Data records for software interfaces
-*-

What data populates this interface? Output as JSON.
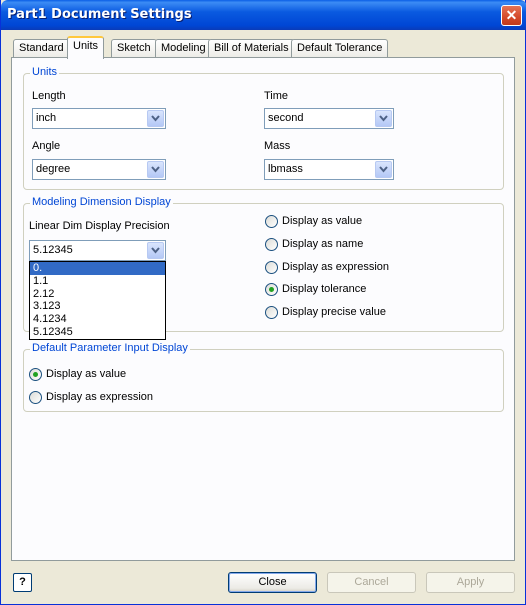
{
  "window": {
    "title": "Part1 Document Settings",
    "close_glyph": "✕"
  },
  "tabs": [
    {
      "label": "Standard"
    },
    {
      "label": "Units"
    },
    {
      "label": "Sketch"
    },
    {
      "label": "Modeling"
    },
    {
      "label": "Bill of Materials"
    },
    {
      "label": "Default Tolerance"
    }
  ],
  "active_tab": "Units",
  "units": {
    "title": "Units",
    "length": {
      "label": "Length",
      "value": "inch"
    },
    "time": {
      "label": "Time",
      "value": "second"
    },
    "angle": {
      "label": "Angle",
      "value": "degree"
    },
    "mass": {
      "label": "Mass",
      "value": "lbmass"
    }
  },
  "modeling_display": {
    "title": "Modeling Dimension Display",
    "precision_label": "Linear Dim Display Precision",
    "precision_value": "5.12345",
    "precision_options": [
      "0.",
      "1.1",
      "2.12",
      "3.123",
      "4.1234",
      "5.12345"
    ],
    "highlighted_option": "0.",
    "radios": [
      {
        "label": "Display as value",
        "checked": false
      },
      {
        "label": "Display as name",
        "checked": false
      },
      {
        "label": "Display as expression",
        "checked": false
      },
      {
        "label": "Display tolerance",
        "checked": true
      },
      {
        "label": "Display precise value",
        "checked": false
      }
    ]
  },
  "param_display": {
    "title": "Default Parameter Input Display",
    "radios": [
      {
        "label": "Display as value",
        "checked": true
      },
      {
        "label": "Display as expression",
        "checked": false
      }
    ]
  },
  "footer": {
    "help_glyph": "?",
    "close_label": "Close",
    "cancel_label": "Cancel",
    "apply_label": "Apply"
  },
  "colors": {
    "titlebar": "#0a5ae0",
    "group_title": "#0046d5",
    "selection": "#316ac5",
    "check": "#21a121"
  }
}
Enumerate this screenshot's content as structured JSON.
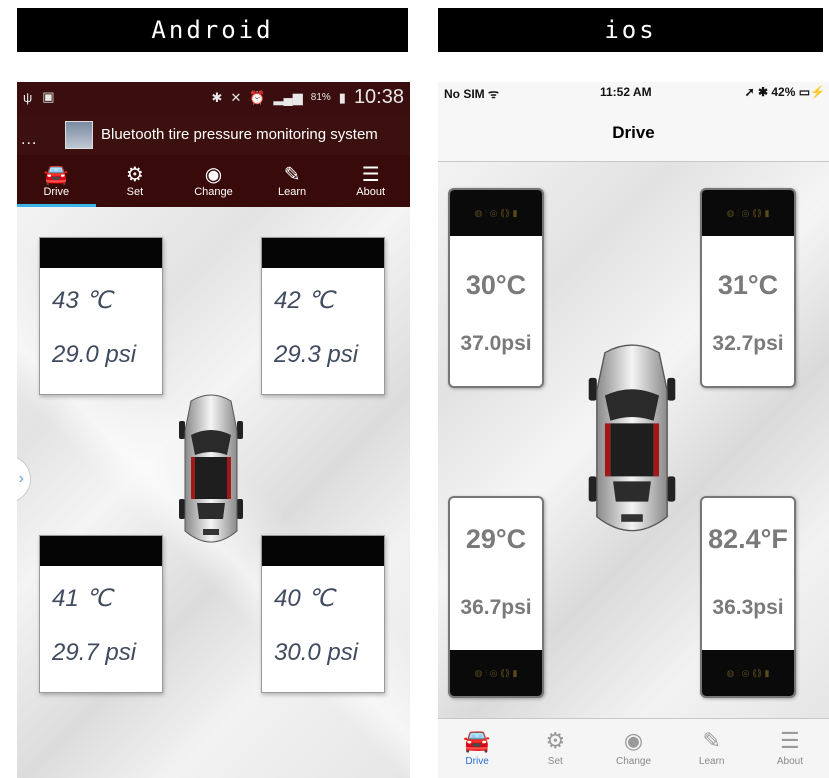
{
  "labels": {
    "android": "Android",
    "ios": "ios"
  },
  "android": {
    "status": {
      "time": "10:38",
      "battery": "81%"
    },
    "title_bar": {
      "dots": "...",
      "title": "Bluetooth tire pressure monitoring system"
    },
    "tabs": [
      {
        "label": "Drive",
        "icon": "car-icon",
        "glyph": "🚘"
      },
      {
        "label": "Set",
        "icon": "gear-icon",
        "glyph": "⚙"
      },
      {
        "label": "Change",
        "icon": "tire-icon",
        "glyph": "◉"
      },
      {
        "label": "Learn",
        "icon": "edit-icon",
        "glyph": "✎"
      },
      {
        "label": "About",
        "icon": "list-icon",
        "glyph": "☰"
      }
    ],
    "active_tab": "Drive",
    "tires": {
      "front_left": {
        "temp": "43 ℃",
        "pressure": "29.0 psi"
      },
      "front_right": {
        "temp": "42 ℃",
        "pressure": "29.3 psi"
      },
      "rear_left": {
        "temp": "41 ℃",
        "pressure": "29.7 psi"
      },
      "rear_right": {
        "temp": "40 ℃",
        "pressure": "30.0 psi"
      }
    },
    "drawer_handle": "›"
  },
  "ios": {
    "status": {
      "carrier": "No SIM ᯤ",
      "time": "11:52 AM",
      "right": "➚ ✱ 42% ▭⚡"
    },
    "nav_title": "Drive",
    "tires": {
      "front_left": {
        "temp": "30°C",
        "pressure": "37.0psi"
      },
      "front_right": {
        "temp": "31°C",
        "pressure": "32.7psi"
      },
      "rear_left": {
        "temp": "29°C",
        "pressure": "36.7psi"
      },
      "rear_right": {
        "temp": "82.4°F",
        "pressure": "36.3psi"
      }
    },
    "indicator_glyphs": "◍ ⫶ ◎ ⟪⟫ ▮",
    "tabs": [
      {
        "label": "Drive",
        "icon": "car-icon",
        "glyph": "🚘"
      },
      {
        "label": "Set",
        "icon": "gear-icon",
        "glyph": "⚙"
      },
      {
        "label": "Change",
        "icon": "tire-icon",
        "glyph": "◉"
      },
      {
        "label": "Learn",
        "icon": "edit-icon",
        "glyph": "✎"
      },
      {
        "label": "About",
        "icon": "list-icon",
        "glyph": "☰"
      }
    ],
    "active_tab": "Drive"
  },
  "colors": {
    "android_bar": "#3a0e0e",
    "android_accent": "#3ab3e8",
    "ios_accent": "#2a6fd6",
    "sensor_text_android": "#404b60",
    "sensor_text_ios": "#7a7a7a"
  }
}
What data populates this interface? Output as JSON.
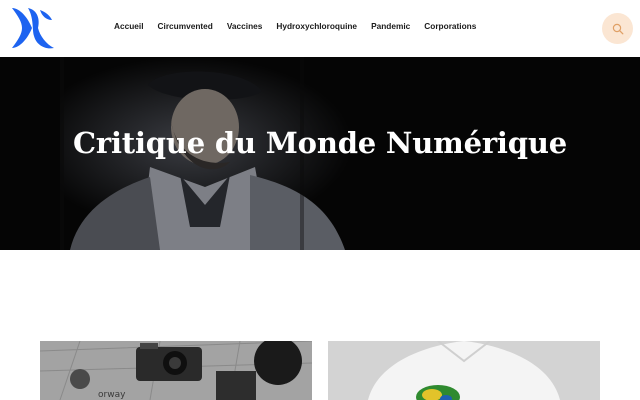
{
  "header": {
    "logo_icon": "blue-x-logo-icon",
    "nav": [
      {
        "label": "Accueil"
      },
      {
        "label": "Circumvented"
      },
      {
        "label": "Vaccines"
      },
      {
        "label": "Hydroxychloroquine"
      },
      {
        "label": "Pandemic"
      },
      {
        "label": "Corporations"
      }
    ],
    "search_icon": "search-icon"
  },
  "hero": {
    "title": "Critique du Monde Numérique"
  },
  "cards": [
    {
      "image": "vintage-camera-map-photo",
      "caption_fragment": "orway"
    },
    {
      "image": "white-shirt-globe-photo"
    }
  ],
  "colors": {
    "logo_blue": "#1d63f0",
    "search_bg": "#fbe6d3",
    "search_icon": "#e0a066",
    "nav_text": "#1b1b1b",
    "hero_bg": "#050505"
  }
}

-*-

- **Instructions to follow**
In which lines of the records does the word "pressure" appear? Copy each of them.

- **Answer for the task**
      "title": "Bluetooth tire pressure monitoring system"
        "pressure": "29.0 psi"
        "pressure": "29.3 psi"
        "pressure": "29.7 psi"
        "pressure": "30.0 psi"
        "pressure": "37.0psi"
        "pressure": "32.7psi"
        "pressure": "36.7psi"
        "pressure": "36.3psi"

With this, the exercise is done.